Exercise goal: Check each line of the data below for the word "pression", then extract the ones that have it.

[Items from an interface collection]
────────────────────────────────────────

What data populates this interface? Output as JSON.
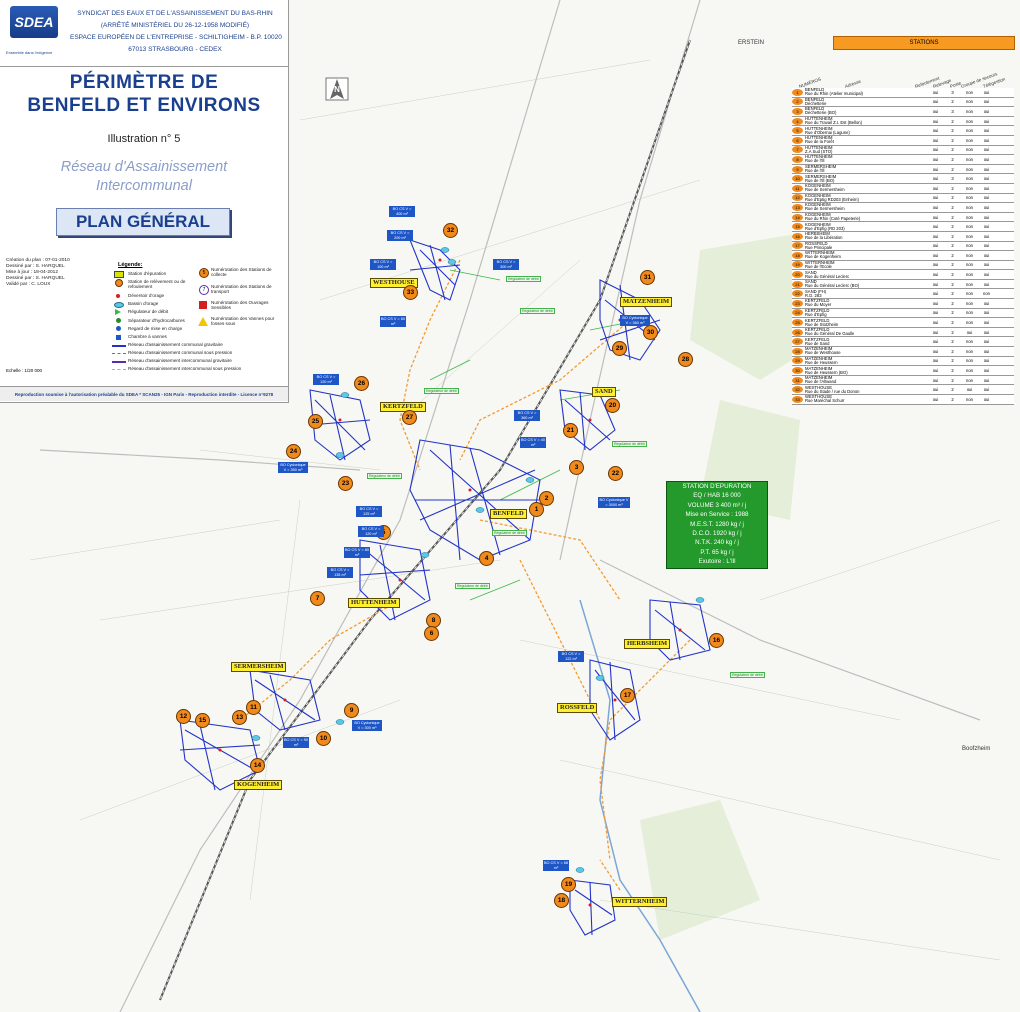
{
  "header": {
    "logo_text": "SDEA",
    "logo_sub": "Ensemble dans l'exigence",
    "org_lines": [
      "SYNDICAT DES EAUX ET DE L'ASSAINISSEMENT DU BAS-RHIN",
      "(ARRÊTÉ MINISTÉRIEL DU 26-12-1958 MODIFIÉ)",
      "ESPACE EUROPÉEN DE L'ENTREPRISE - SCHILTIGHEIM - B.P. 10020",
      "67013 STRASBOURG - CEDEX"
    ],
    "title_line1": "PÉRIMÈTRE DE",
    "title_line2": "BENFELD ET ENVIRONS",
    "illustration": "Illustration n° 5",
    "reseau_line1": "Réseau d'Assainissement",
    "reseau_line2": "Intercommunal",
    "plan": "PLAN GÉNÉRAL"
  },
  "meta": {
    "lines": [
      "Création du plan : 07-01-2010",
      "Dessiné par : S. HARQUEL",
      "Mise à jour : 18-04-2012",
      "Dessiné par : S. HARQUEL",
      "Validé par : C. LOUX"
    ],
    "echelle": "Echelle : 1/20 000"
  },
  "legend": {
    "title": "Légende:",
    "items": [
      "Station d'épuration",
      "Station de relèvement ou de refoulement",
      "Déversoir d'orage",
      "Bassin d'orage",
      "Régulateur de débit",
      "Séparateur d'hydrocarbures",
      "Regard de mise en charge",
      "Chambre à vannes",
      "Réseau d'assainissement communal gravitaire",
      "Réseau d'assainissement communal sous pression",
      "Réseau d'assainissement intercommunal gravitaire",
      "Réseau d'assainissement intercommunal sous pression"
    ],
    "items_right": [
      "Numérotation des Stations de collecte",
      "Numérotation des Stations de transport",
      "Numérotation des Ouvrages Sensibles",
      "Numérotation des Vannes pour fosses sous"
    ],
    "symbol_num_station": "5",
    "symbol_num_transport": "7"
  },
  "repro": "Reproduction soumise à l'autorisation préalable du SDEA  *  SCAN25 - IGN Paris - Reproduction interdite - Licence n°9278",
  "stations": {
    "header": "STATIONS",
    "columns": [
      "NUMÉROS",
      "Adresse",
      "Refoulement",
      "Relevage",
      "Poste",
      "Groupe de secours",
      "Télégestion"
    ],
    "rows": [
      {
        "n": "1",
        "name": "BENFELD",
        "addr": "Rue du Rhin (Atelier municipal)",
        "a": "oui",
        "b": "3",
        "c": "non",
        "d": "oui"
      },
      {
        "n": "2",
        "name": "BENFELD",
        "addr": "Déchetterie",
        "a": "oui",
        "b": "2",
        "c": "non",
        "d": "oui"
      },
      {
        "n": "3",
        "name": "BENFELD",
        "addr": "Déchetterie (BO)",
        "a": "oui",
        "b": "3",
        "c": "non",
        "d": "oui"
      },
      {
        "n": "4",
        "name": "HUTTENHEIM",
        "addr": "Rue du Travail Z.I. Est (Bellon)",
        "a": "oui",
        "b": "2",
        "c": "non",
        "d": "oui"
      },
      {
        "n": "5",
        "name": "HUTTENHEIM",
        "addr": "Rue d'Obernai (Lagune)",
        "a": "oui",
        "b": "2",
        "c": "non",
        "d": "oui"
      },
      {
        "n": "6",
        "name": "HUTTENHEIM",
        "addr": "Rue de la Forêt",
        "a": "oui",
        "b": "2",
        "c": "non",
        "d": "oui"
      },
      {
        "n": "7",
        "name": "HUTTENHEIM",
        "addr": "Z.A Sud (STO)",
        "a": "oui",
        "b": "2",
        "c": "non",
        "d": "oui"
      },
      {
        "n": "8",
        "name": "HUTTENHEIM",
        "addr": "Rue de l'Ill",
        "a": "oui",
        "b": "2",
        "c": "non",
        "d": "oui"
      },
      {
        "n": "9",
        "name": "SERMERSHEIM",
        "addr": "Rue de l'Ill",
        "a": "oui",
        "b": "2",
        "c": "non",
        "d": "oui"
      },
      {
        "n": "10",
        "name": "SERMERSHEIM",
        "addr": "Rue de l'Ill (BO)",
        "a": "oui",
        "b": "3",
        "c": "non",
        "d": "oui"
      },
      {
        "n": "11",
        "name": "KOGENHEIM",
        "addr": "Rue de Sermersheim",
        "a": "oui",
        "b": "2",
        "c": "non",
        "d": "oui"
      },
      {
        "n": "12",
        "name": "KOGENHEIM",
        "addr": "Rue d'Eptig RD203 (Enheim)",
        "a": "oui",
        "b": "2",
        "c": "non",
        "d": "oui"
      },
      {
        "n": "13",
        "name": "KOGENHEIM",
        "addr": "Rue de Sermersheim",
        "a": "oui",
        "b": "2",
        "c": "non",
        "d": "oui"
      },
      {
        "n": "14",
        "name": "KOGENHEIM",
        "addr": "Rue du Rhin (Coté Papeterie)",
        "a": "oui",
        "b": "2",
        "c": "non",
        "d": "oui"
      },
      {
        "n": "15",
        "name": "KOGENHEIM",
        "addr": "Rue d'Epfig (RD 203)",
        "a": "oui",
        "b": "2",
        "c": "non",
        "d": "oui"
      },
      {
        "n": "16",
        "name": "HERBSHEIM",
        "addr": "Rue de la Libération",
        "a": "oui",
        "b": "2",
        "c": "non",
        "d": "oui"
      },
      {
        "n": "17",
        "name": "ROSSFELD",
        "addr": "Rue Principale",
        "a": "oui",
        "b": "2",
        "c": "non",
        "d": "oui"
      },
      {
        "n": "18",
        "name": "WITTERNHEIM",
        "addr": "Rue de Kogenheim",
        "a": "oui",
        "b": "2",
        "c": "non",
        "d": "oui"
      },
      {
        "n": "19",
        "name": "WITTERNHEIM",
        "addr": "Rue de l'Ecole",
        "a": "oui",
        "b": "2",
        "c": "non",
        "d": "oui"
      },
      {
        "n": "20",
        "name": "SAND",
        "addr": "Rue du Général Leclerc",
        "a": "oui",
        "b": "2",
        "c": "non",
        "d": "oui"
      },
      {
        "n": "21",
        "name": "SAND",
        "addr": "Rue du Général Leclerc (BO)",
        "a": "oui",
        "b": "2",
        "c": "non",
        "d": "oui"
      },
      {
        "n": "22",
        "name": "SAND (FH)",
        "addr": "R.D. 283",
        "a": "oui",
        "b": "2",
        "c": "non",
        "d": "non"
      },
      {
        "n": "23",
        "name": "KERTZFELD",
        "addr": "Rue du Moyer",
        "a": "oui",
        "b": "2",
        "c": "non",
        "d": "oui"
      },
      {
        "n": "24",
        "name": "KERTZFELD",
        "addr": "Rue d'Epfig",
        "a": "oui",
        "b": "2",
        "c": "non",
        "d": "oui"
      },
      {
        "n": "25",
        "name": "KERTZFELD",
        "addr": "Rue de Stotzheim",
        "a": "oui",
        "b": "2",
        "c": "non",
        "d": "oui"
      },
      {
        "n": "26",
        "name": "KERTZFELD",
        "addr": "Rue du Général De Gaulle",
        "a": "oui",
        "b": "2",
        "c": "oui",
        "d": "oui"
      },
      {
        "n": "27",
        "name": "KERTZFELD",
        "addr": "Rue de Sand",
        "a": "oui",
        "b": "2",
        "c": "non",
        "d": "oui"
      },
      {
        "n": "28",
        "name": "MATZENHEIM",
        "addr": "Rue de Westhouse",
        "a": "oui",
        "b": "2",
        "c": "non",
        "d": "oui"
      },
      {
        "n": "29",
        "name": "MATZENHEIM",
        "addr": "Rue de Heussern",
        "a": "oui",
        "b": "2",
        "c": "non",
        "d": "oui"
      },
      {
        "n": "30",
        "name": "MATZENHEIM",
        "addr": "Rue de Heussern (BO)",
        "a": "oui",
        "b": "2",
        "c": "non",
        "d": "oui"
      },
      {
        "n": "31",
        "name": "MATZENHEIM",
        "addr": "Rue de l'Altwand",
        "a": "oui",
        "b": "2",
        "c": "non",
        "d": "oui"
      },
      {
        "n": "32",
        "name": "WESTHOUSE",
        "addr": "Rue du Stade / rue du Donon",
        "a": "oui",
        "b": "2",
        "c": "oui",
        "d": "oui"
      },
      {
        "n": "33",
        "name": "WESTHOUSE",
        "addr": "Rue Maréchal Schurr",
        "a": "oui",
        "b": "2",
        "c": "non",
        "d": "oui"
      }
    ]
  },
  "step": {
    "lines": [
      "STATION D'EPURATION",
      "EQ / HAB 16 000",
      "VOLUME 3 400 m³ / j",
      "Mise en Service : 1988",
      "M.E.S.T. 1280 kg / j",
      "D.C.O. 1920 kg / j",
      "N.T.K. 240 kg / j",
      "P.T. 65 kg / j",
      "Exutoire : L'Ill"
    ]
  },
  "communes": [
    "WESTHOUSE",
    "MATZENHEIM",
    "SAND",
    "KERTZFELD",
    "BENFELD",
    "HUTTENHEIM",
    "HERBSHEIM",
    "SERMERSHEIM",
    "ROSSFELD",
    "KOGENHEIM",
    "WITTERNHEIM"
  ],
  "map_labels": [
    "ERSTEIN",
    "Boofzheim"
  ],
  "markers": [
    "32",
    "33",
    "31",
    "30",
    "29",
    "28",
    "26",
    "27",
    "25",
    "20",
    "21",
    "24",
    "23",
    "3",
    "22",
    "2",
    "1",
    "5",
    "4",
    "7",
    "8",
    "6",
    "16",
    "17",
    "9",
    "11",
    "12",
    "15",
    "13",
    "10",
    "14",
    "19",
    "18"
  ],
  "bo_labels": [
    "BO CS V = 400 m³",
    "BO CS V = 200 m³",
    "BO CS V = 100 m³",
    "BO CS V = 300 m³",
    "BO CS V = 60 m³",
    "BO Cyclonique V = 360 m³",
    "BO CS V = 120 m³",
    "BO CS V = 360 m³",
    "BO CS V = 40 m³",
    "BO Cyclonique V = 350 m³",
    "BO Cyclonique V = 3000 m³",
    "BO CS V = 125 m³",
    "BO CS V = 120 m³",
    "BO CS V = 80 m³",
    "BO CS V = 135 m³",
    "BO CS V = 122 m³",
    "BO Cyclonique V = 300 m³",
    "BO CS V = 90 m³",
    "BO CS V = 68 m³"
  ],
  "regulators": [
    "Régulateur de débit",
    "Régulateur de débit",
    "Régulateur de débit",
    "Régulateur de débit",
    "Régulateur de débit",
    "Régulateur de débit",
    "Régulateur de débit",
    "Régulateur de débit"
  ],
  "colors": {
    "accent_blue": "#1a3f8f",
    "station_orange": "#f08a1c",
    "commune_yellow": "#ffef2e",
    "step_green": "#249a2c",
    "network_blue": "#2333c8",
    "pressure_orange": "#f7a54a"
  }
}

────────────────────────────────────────

Answer for this exercise:
      "Réseau d'assainissement communal sous pression",
      "Réseau d'assainissement intercommunal sous pression"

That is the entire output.